At the moment, the jury is still unsure whether there was an external or internal security breach at TikTok. But in the grand scheme of things, that detail is irrelevant. Over the past decade, there have already been countless data breaches, hacks, and all manner of otherwise malicious subversion. Here is a list of major hacks that have occurred in just this year alone:

  • Binance: October 2022
  • Celsius: October 2022
  • Uber: September 2022
  • Plex: August 2022
  • Ronin: April 2022
  • GiveSendGo Breach: February 2022
  • Breach: January 2022

These represent only a short list of only the biggest hacks of the past nine months. For a much more comprehensive list of data hacks, check out Firewall Times, found here.

Now What?

And that brings us to the real point of this piece. What matters is the aggregation and centralization of data in the hands of private interests. We expect these companies to protect our data as aggressively as we would ourselves. Equally, we presume that they will not leverage all that data to fatten up their bottom lines on the one hand or even sell (or pass over) our data to government agencies. In that scenario, you can imagine our dubiousness here at Serenity Shield about ending up on the good end of the proverbial stick. 

Let’s face facts, folks. No one, certainly not a major corporation whose ultimate goal is to maximize shareholder value, will ever take your information, security, and privacy as seriously as you do. The incentives do not exist, and they do not seem likely to manifest themselves anytime soon. 

The Solution We All Need, Designed By Us

No matter how powerful a concept, the devil is in the details of how that concept gets developed and cultivated. The team here at Serenity Shield has decided to do what we must do for ourselves and the community. We have created a secure, digitally encrypted mechanism that will provide a safe sanctuary from the risks we all face.

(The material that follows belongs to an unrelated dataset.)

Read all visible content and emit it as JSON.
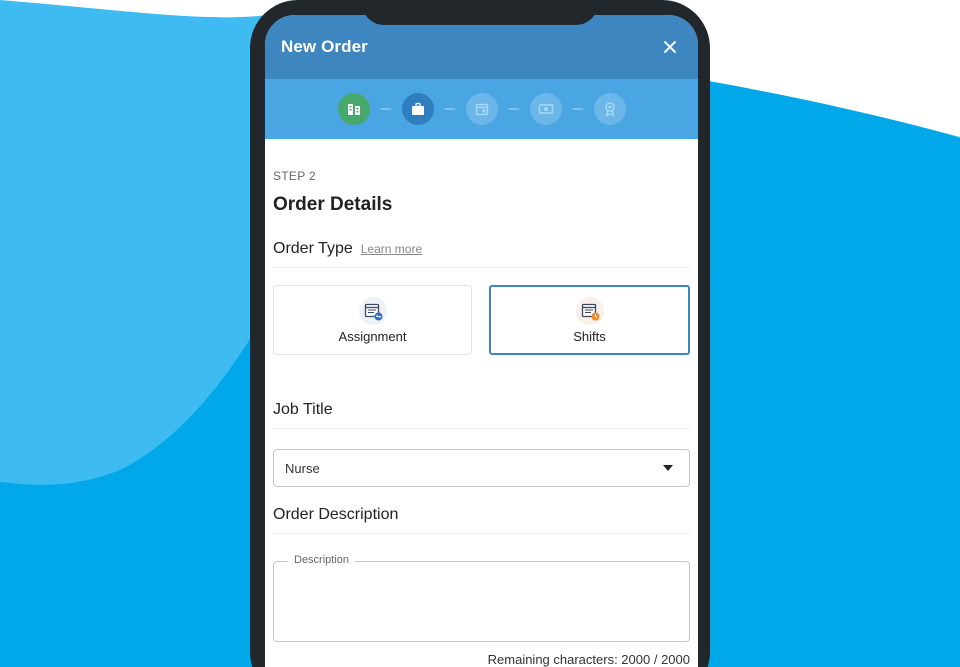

Our solution has the flexibility and scalability to develop into a more broad-reaching solution as time passes.

Good projects are the products of good teams. Good teams remain humble in the face of adversity and success alike. Despite our early successes, the dynamism of the cryptographic blockchain sector demands it. As soon as you think you have your head around this space and the risks it entails and engenders, the space presents new challenges, complications, and opportunities. Therefore, we intend to build privacy into our solution. Not as a feature but as a standard and as a fundamental. We operate natively on the blockchain, rather than some Frankensteined Web2.0 patchwork “solution.” 

Our decentralized application (DApp) has been live for a few weeks, and we have numerous beta testers helping us improve our reliability and robustness. Moreover, we have already focused on remedying wallet security for all applications. Our StrongBox®️ solution has already proven to work as designed. As we more fully develop our solution, the team will add a whole bevy of more specific use cases. One of these use cases will be our very own Serenity Wallet. Like our StrongBox®️, our wallet will incorporate privacy and security by design, not as an afterthought. Only then can we enjoy the Serenity of being in the best hands possible – our own.

Join Us

Please join us on our Telegram channel. You will be the first to know about official project announcements and developments there. You can also find us on TwitterDiscord, and our website. Please visit our whitepaper and previous articles here for a more in-depth discussion of our project. We are always available on our platforms to assist with your questions.